Understanding the live sports D2C landscape 

Rights-holders have so far been apprehensive about embracing D2C due to fears surrounding sub-quality video streaming. A glitch in the feed during a high-profile live game is enough to deter some fans and can severely damage a league’s brand image. Consequentially, robustness, quality, and cost savings have become prerequisites for any D2C offering. 

Internet delivery’s bi-directional nature allows for a much richer and more immersive experience for fans than is possible with linear broadcast coverage. Additionally, it enables rights-holders to gather valuable insights into viewing behaviour. The monetisation potential here is ripe yet remains mostly untapped. For example, the same MediaKind report found that just 8 per cent of the sports rights-holders analysed incorporated a form of advertising within their OTT service. This is a missed opportunity, as the revenue potential for personalised ad-insertion is likely to surpass the revenue from subscriptions in the coming years.

Incorporating sports betting into the fan experience, particularly micro-betting and fantasy sports, is also widely recognised by rights holders as a significant pathway to boosting fan engagement. There are currently no integrated betting capabilities within rights-holders’ D2C services. Despite this, all major sports bodies in the US are presently developing services that will enable fans to place bets around the live content they are streaming. Following the legalisation of betting in the US in 2018, this momentum will continue as its popularity increases, leading to greater experimentation. We can expect to see this momentum encourage further experimentation in European markets, where sports betting is already largely embraced.

Tapping into new revenue streams

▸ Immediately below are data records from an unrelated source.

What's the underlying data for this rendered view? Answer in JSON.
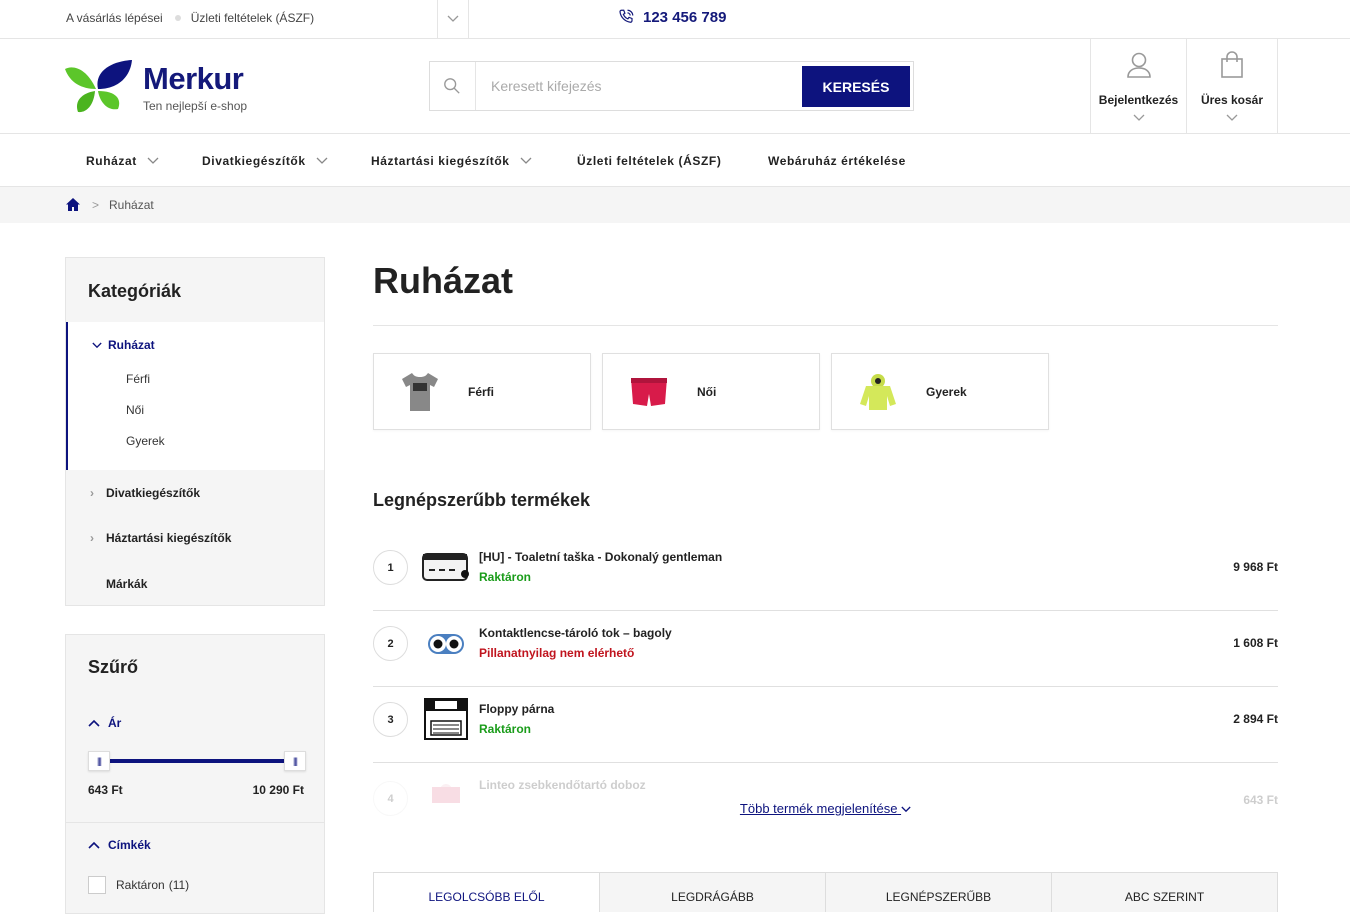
{
  "topbar": {
    "links": [
      "A vásárlás lépései",
      "Üzleti feltételek (ÁSZF)"
    ],
    "phone": "123 456 789"
  },
  "header": {
    "brand": "Merkur",
    "tagline": "Ten nejlepší e-shop",
    "search_placeholder": "Keresett kifejezés",
    "search_button": "KERESÉS",
    "login_label": "Bejelentkezés",
    "cart_label": "Üres kosár"
  },
  "nav": {
    "items": [
      "Ruházat",
      "Divatkiegészítők",
      "Háztartási kiegészítők",
      "Üzleti feltételek (ÁSZF)",
      "Webáruház értékelése"
    ]
  },
  "breadcrumb": {
    "current": "Ruházat"
  },
  "sidebar": {
    "categories_title": "Kategóriák",
    "active_category": "Ruházat",
    "subcategories": [
      "Férfi",
      "Női",
      "Gyerek"
    ],
    "other_categories": [
      "Divatkiegészítők",
      "Háztartási kiegészítők",
      "Márkák"
    ],
    "filter_title": "Szűrő",
    "price_label": "Ár",
    "price_min": "643 Ft",
    "price_max": "10 290 Ft",
    "price_range_fraction": [
      0,
      1
    ],
    "tags_label": "Címkék",
    "tag_option": "Raktáron",
    "tag_count": "(11)"
  },
  "main": {
    "title": "Ruházat",
    "subcategories": [
      "Férfi",
      "Női",
      "Gyerek"
    ],
    "popular_title": "Legnépszerűbb termékek",
    "products": [
      {
        "rank": "1",
        "name": "[HU] - Toaletní taška - Dokonalý gentleman",
        "status": "Raktáron",
        "status_color": "#1a9c1a",
        "price": "9 968 Ft"
      },
      {
        "rank": "2",
        "name": "Kontaktlencse-tároló tok – bagoly",
        "status": "Pillanatnyilag nem elérhető",
        "status_color": "#c0141e",
        "price": "1 608 Ft"
      },
      {
        "rank": "3",
        "name": "Floppy párna",
        "status": "Raktáron",
        "status_color": "#1a9c1a",
        "price": "2 894 Ft"
      },
      {
        "rank": "4",
        "name": "Linteo zsebkendőtartó doboz",
        "status": "",
        "status_color": "#1a9c1a",
        "price": "643 Ft"
      }
    ],
    "show_more": "Több termék megjelenítése",
    "sort_tabs": [
      "LEGOLCSÓBB ELŐL",
      "LEGDRÁGÁBB",
      "LEGNÉPSZERŰBB",
      "ABC SZERINT"
    ]
  }
}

Sports rights-holders have traditionally relied heavily, or even solely, on pay-TV income, a fact that has become uncomfortably clear in the wake of the Covid-19 pandemic. According to Two Circles, pay-TV accounted for 71.4 per cent of the $48.2 billion spent on sports media rights in 2019, with this revenue expected to fall to $32.1 billion in 2020. Furthermore, as consumers become less enticed by pay-TV service bundles, the time is now for rights-holders to re-evaluate their market approach. 

OTT opens up new prospects to engage audiences in a way that traditional broadcast cannot cater for. For example, sport has traditionally been a ‘sit-back’ experience, whereby the TV station decides what the fan watches in terms of camera angles, commentary, and data-driven statistics. D2C puts the fan back in control of the experience, enabling them to lean both back and forward as they choose. 

D2C is undoubtedly an exciting development for sports fans and other audiences worldwide, yet it does not mark the end of the in-person experience. Stadiums will always remain valuable to fans.

New D2C OTT launches are being announced almost by the week, and new models and strategic relationships are being continually evaluated to ensure a return on investment. The sector is flourishing and looks sure to be the most significant media growth area over the next decade.